What you need to do ::
Only the lines with "color" in them need to be copied from the listing.

•••••

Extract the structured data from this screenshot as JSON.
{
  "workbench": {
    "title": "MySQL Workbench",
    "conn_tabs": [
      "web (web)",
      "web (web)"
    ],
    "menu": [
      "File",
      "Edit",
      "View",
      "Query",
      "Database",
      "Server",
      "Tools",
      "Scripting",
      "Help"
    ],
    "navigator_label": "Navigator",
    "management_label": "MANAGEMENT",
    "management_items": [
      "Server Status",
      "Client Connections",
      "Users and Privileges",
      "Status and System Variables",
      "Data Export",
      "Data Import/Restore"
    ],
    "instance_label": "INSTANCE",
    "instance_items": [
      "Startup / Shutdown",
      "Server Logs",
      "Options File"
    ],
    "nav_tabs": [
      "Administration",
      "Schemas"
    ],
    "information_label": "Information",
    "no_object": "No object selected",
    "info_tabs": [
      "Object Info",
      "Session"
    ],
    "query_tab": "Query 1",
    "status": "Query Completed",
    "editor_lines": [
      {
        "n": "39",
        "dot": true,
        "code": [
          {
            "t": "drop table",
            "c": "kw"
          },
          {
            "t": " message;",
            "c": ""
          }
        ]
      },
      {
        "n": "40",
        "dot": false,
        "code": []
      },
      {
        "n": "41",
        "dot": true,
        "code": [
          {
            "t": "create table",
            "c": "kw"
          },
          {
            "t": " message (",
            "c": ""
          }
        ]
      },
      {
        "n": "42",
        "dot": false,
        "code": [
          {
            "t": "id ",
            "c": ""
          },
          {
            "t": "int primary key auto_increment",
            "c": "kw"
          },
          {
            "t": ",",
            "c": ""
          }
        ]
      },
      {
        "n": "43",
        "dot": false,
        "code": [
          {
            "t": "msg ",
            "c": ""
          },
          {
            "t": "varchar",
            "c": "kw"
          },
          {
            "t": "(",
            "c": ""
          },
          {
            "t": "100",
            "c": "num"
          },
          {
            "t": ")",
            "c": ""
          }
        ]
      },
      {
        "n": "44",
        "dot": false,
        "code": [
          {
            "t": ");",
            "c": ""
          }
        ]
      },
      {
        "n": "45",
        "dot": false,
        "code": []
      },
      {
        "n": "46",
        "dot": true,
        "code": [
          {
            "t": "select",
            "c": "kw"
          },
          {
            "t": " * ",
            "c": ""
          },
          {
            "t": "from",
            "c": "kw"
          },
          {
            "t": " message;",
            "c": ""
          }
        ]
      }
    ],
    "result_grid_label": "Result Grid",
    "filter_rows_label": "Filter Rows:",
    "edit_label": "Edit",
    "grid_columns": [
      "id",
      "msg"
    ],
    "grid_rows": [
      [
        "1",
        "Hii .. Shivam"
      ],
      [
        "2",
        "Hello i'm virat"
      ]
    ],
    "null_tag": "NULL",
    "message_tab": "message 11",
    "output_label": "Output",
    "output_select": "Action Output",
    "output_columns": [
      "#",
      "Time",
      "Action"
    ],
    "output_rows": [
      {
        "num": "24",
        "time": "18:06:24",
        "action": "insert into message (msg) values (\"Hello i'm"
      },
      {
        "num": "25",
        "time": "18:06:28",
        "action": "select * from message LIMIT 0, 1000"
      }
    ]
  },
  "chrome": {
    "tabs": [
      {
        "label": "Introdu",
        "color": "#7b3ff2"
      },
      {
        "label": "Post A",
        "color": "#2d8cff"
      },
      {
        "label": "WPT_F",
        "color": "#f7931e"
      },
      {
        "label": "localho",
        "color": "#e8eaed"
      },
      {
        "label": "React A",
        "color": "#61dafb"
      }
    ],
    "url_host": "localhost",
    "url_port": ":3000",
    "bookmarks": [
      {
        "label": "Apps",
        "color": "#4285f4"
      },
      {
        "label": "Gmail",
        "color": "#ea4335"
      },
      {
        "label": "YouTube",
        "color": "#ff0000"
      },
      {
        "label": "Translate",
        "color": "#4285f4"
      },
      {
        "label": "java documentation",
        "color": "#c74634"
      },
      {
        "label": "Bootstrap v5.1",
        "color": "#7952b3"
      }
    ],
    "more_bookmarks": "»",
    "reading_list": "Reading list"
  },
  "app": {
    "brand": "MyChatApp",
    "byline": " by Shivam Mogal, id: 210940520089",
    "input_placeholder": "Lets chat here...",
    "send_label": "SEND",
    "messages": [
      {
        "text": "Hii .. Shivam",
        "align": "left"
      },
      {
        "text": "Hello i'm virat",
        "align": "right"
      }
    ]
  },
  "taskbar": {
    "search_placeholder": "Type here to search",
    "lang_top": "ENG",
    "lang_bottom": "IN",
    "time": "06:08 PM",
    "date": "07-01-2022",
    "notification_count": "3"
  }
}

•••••

Response box ::
        "color": "#7b3ff2"
        "color": "#2d8cff"
        "color": "#f7931e"
        "color": "#e8eaed"
        "color": "#61dafb"
        "color": "#4285f4"
        "color": "#ea4335"
        "color": "#ff0000"
        "color": "#4285f4"
        "color": "#c74634"
        "color": "#7952b3"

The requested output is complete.